⟨

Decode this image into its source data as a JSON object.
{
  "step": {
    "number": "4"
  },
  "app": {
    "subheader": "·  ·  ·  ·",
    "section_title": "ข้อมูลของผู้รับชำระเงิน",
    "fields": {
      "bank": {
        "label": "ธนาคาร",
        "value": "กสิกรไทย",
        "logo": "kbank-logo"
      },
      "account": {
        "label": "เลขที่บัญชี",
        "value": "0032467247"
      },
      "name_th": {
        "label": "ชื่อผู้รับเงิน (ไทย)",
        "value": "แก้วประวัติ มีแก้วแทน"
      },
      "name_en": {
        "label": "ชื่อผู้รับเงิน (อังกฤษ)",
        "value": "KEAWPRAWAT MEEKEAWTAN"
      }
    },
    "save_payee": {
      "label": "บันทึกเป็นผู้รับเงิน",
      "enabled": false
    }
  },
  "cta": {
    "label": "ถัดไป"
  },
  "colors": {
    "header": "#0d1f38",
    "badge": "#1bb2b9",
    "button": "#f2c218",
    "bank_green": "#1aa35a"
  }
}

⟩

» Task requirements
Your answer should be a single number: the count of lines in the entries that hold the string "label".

» Reply
6